The second surprise is that I can’t quite figure out why.
And the third surprise is that I decided it doesn’t matter; this is a fascinating story.
Be’askaas is a land comprised of mountains and hills, plains and valleys, a big land full of farms and towns, kingdoms, open spaces, forests, and various kinds of people who may, or may not, be like each other. It is a land of wizards and necromancers who can do strange things, like create zombies. It can be terrifying or at least scary to run into one, but they’re not really all that common. And occasionally farmers have use for zombies as well, like when a bull dies right before the ground was to be plowed for planting. The farmer can ask the local wizard for help in raising the bull to the undead – at least until the plowing is done.
Be’askaas is the title of a novel by Nicholas Kerkhoff, a fantasy story (sort of) that doesn’t sound a bit like most fantasy stories. Many contemporary fantasy stories seem derivative of J.R.R. Tolkien’s The Hobbit and The Lord of the Rings. Even with its wizards (and an intelligent dragon), Be’askaas does not.
Thirteen-year-old Rafe and his younger brother Gywn face tumultuous change. Their family is breaking up; the family farm has been lost. One older brother joins the army, another goes to make his way in the city, a sister is marrying the local blacksmith and two other sisters are headed for the nunnery. The two boys are apprenticed to a wizard, a necromancer who lives several days journey away. And so, they make their way to their new master.
They’re greeted by the wizard’s servant, a decayed zombie, and soon find themselves doing the familiar work of a farm. Then the wizard begins their training. They learn the casting of rudimentary, simple spells (like the raising of the dead bull) and they find they’re enjoying the work. At least they’re being fed well.
And then, one day, the soldiers arrive, and the real adventures begin.
Kerkhoff is a writer and filmmaker who lives in Santa Cruz, California. In addition to a number of short films (he has a YouTube channel), he has written a sequel to Be’askaas entitled Fates of the Dead and a collection of short stories, poetry, and other writings, Art, Age, and Alcohol.

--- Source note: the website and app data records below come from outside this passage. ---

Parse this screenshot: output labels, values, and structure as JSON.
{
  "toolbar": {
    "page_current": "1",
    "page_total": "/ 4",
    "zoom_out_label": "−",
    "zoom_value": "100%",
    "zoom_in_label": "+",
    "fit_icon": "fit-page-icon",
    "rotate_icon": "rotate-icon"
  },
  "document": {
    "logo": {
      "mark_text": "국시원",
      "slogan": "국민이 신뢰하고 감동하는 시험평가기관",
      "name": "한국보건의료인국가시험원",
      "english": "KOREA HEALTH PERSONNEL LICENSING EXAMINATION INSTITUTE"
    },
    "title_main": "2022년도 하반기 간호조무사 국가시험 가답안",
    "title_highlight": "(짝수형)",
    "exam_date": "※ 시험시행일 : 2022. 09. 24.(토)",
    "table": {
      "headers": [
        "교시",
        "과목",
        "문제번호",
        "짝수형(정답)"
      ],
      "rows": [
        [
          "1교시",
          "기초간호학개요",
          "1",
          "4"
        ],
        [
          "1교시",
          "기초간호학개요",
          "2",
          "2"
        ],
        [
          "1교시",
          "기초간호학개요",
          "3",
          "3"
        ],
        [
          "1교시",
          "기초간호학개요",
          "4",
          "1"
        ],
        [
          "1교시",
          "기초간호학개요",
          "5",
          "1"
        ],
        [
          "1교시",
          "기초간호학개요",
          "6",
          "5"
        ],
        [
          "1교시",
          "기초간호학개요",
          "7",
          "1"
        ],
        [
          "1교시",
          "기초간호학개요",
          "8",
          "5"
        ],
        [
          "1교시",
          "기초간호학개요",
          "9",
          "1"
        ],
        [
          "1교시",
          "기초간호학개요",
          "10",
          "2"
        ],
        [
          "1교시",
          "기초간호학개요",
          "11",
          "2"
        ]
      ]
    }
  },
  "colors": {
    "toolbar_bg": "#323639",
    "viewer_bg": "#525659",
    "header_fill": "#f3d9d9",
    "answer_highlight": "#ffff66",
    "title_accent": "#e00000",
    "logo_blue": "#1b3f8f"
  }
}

Be’askaas is a well-written novel; it includes discussions of philosophy and science, the meaning of life, the proper way to learn, and other subjects. It is a fantasy story, but it has a contemporary sense to it that marks it as something different and exceptional in the genre.
Top photograph by Ethan Hoover via . Used with permission.